[[ Records to process, beginning ]]

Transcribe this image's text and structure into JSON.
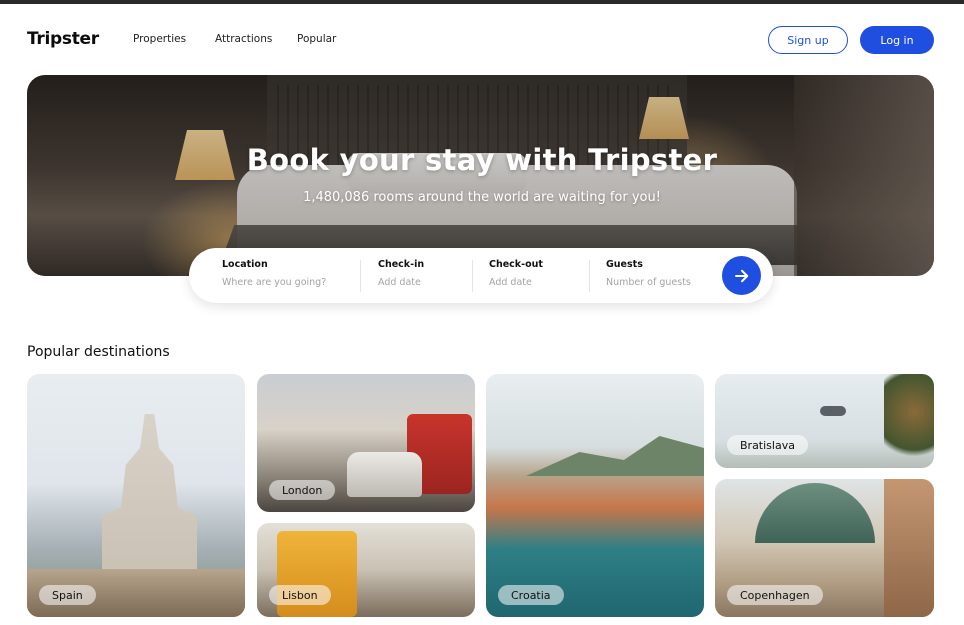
{
  "app": {
    "logo": "Tripster"
  },
  "nav": {
    "items": [
      {
        "label": "Properties"
      },
      {
        "label": "Attractions"
      },
      {
        "label": "Popular"
      }
    ],
    "signup_label": "Sign up",
    "login_label": "Log in"
  },
  "hero": {
    "title": "Book your stay with Tripster",
    "subtitle": "1,480,086 rooms around the world are waiting for you!"
  },
  "search": {
    "location": {
      "label": "Location",
      "placeholder": "Where are you going?"
    },
    "checkin": {
      "label": "Check-in",
      "placeholder": "Add date"
    },
    "checkout": {
      "label": "Check-out",
      "placeholder": "Add date"
    },
    "guests": {
      "label": "Guests",
      "placeholder": "Number of guests"
    },
    "submit_icon": "arrow-right-icon"
  },
  "destinations": {
    "title": "Popular destinations",
    "items": [
      {
        "label": "Spain"
      },
      {
        "label": "London"
      },
      {
        "label": "Lisbon"
      },
      {
        "label": "Croatia"
      },
      {
        "label": "Bratislava"
      },
      {
        "label": "Copenhagen"
      }
    ]
  },
  "colors": {
    "accent": "#1f4fe0",
    "text": "#111111"
  }
}
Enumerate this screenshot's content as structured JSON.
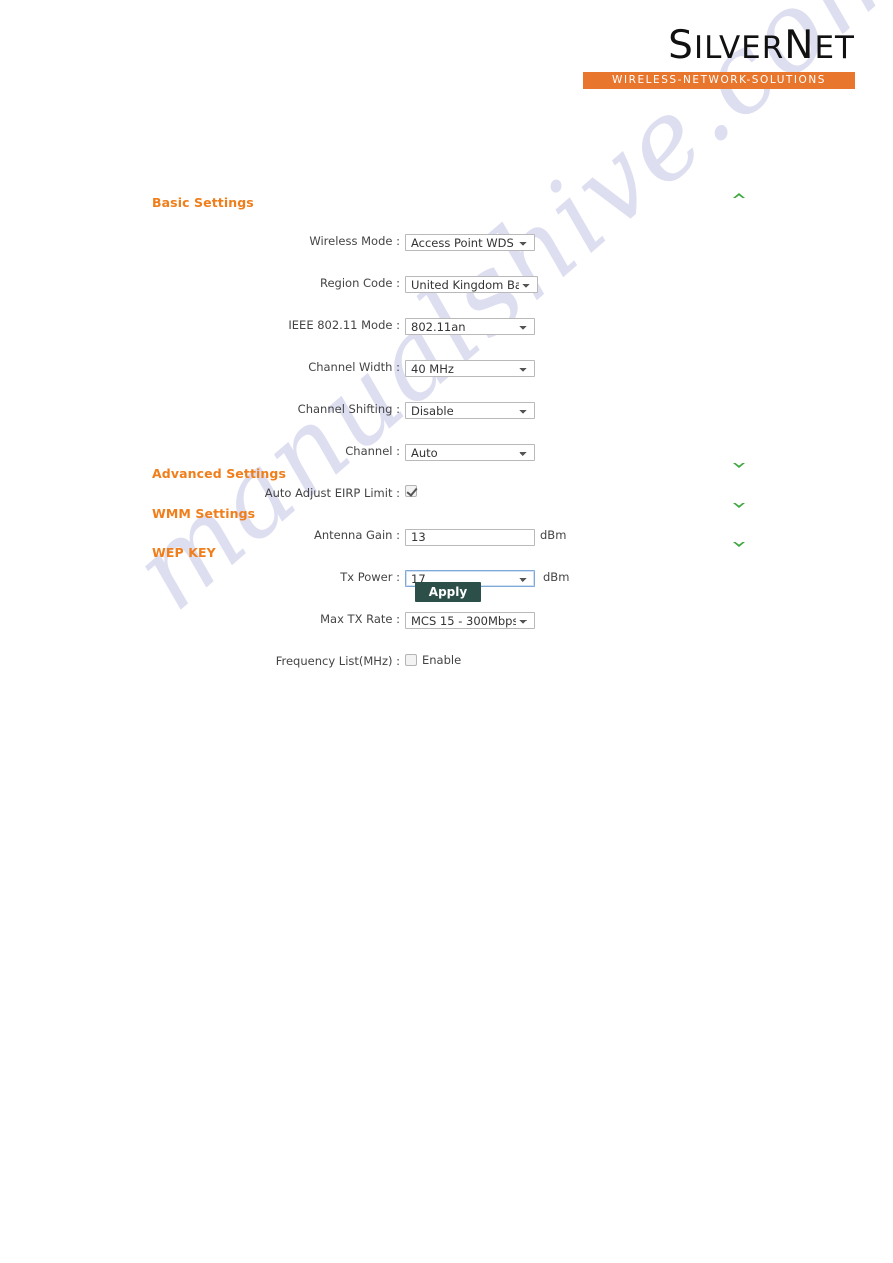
{
  "logo": {
    "brand_part1": "S",
    "brand_part2": "ILVER",
    "brand_part3": "N",
    "brand_part4": "ET",
    "tagline": "WIRELESS-NETWORK-SOLUTIONS",
    "bar_color": "#e8762c"
  },
  "watermark": {
    "text": "manualshive.com",
    "color": "#c9cbe8"
  },
  "sections": {
    "basic": {
      "title": "Basic Settings",
      "chevron": "chevron-up-icon",
      "expanded": true
    },
    "advanced": {
      "title": "Advanced Settings",
      "chevron": "chevron-down-icon",
      "expanded": false
    },
    "wmm": {
      "title": "WMM Settings",
      "chevron": "chevron-down-icon",
      "expanded": false
    },
    "wep": {
      "title": "WEP KEY",
      "chevron": "chevron-down-icon",
      "expanded": false
    }
  },
  "form": {
    "wireless_mode": {
      "label": "Wireless Mode :",
      "value": "Access Point WDS",
      "type": "select"
    },
    "region_code": {
      "label": "Region Code :",
      "value": "United Kingdom Band B",
      "type": "select"
    },
    "ieee_mode": {
      "label": "IEEE 802.11 Mode :",
      "value": "802.11an",
      "type": "select"
    },
    "channel_width": {
      "label": "Channel Width :",
      "value": "40 MHz",
      "type": "select"
    },
    "channel_shifting": {
      "label": "Channel Shifting :",
      "value": "Disable",
      "type": "select"
    },
    "channel": {
      "label": "Channel :",
      "value": "Auto",
      "type": "select"
    },
    "auto_adjust_eirp": {
      "label": "Auto Adjust EIRP Limit :",
      "checked": true,
      "type": "checkbox"
    },
    "antenna_gain": {
      "label": "Antenna Gain :",
      "value": "13",
      "unit": "dBm",
      "type": "text"
    },
    "tx_power": {
      "label": "Tx Power :",
      "value": "17",
      "unit": "dBm",
      "type": "select",
      "focused": true
    },
    "max_tx_rate": {
      "label": "Max TX Rate :",
      "value": "MCS 15 - 300Mbps",
      "type": "select"
    },
    "frequency_list": {
      "label": "Frequency List(MHz) :",
      "checkbox_label": "Enable",
      "checked": false,
      "type": "checkbox"
    }
  },
  "buttons": {
    "apply": "Apply"
  },
  "colors": {
    "heading_orange": "#f07e1a",
    "chevron_green": "#3fa83f",
    "apply_bg": "#2d4f4a",
    "focus_border": "#7fa9d8"
  }
}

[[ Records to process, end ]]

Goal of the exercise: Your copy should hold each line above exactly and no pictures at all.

Exercise result:
Transcribe this image's text and structure into JSON.
{
  "app": {
    "logo": "Tripster"
  },
  "nav": {
    "items": [
      {
        "label": "Properties"
      },
      {
        "label": "Attractions"
      },
      {
        "label": "Popular"
      }
    ],
    "signup_label": "Sign up",
    "login_label": "Log in"
  },
  "hero": {
    "title": "Book your stay with Tripster",
    "subtitle": "1,480,086 rooms around the world are waiting for you!"
  },
  "search": {
    "location": {
      "label": "Location",
      "placeholder": "Where are you going?"
    },
    "checkin": {
      "label": "Check-in",
      "placeholder": "Add date"
    },
    "checkout": {
      "label": "Check-out",
      "placeholder": "Add date"
    },
    "guests": {
      "label": "Guests",
      "placeholder": "Number of guests"
    },
    "submit_icon": "arrow-right-icon"
  },
  "destinations": {
    "title": "Popular destinations",
    "items": [
      {
        "label": "Spain"
      },
      {
        "label": "London"
      },
      {
        "label": "Lisbon"
      },
      {
        "label": "Croatia"
      },
      {
        "label": "Bratislava"
      },
      {
        "label": "Copenhagen"
      }
    ]
  },
  "colors": {
    "accent": "#1f4fe0",
    "text": "#111111"
  }
}
Enumerate this screenshot's content as structured JSON.
{
  "logo": {
    "brand_part1": "S",
    "brand_part2": "ILVER",
    "brand_part3": "N",
    "brand_part4": "ET",
    "tagline": "WIRELESS-NETWORK-SOLUTIONS",
    "bar_color": "#e8762c"
  },
  "watermark": {
    "text": "manualshive.com",
    "color": "#c9cbe8"
  },
  "sections": {
    "basic": {
      "title": "Basic Settings",
      "chevron": "chevron-up-icon",
      "expanded": true
    },
    "advanced": {
      "title": "Advanced Settings",
      "chevron": "chevron-down-icon",
      "expanded": false
    },
    "wmm": {
      "title": "WMM Settings",
      "chevron": "chevron-down-icon",
      "expanded": false
    },
    "wep": {
      "title": "WEP KEY",
      "chevron": "chevron-down-icon",
      "expanded": false
    }
  },
  "form": {
    "wireless_mode": {
      "label": "Wireless Mode :",
      "value": "Access Point WDS",
      "type": "select"
    },
    "region_code": {
      "label": "Region Code :",
      "value": "United Kingdom Band B",
      "type": "select"
    },
    "ieee_mode": {
      "label": "IEEE 802.11 Mode :",
      "value": "802.11an",
      "type": "select"
    },
    "channel_width": {
      "label": "Channel Width :",
      "value": "40 MHz",
      "type": "select"
    },
    "channel_shifting": {
      "label": "Channel Shifting :",
      "value": "Disable",
      "type": "select"
    },
    "channel": {
      "label": "Channel :",
      "value": "Auto",
      "type": "select"
    },
    "auto_adjust_eirp": {
      "label": "Auto Adjust EIRP Limit :",
      "checked": true,
      "type": "checkbox"
    },
    "antenna_gain": {
      "label": "Antenna Gain :",
      "value": "13",
      "unit": "dBm",
      "type": "text"
    },
    "tx_power": {
      "label": "Tx Power :",
      "value": "17",
      "unit": "dBm",
      "type": "select",
      "focused": true
    },
    "max_tx_rate": {
      "label": "Max TX Rate :",
      "value": "MCS 15 - 300Mbps",
      "type": "select"
    },
    "frequency_list": {
      "label": "Frequency List(MHz) :",
      "checkbox_label": "Enable",
      "checked": false,
      "type": "checkbox"
    }
  },
  "buttons": {
    "apply": "Apply"
  },
  "colors": {
    "heading_orange": "#f07e1a",
    "chevron_green": "#3fa83f",
    "apply_bg": "#2d4f4a",
    "focus_border": "#7fa9d8"
  }
}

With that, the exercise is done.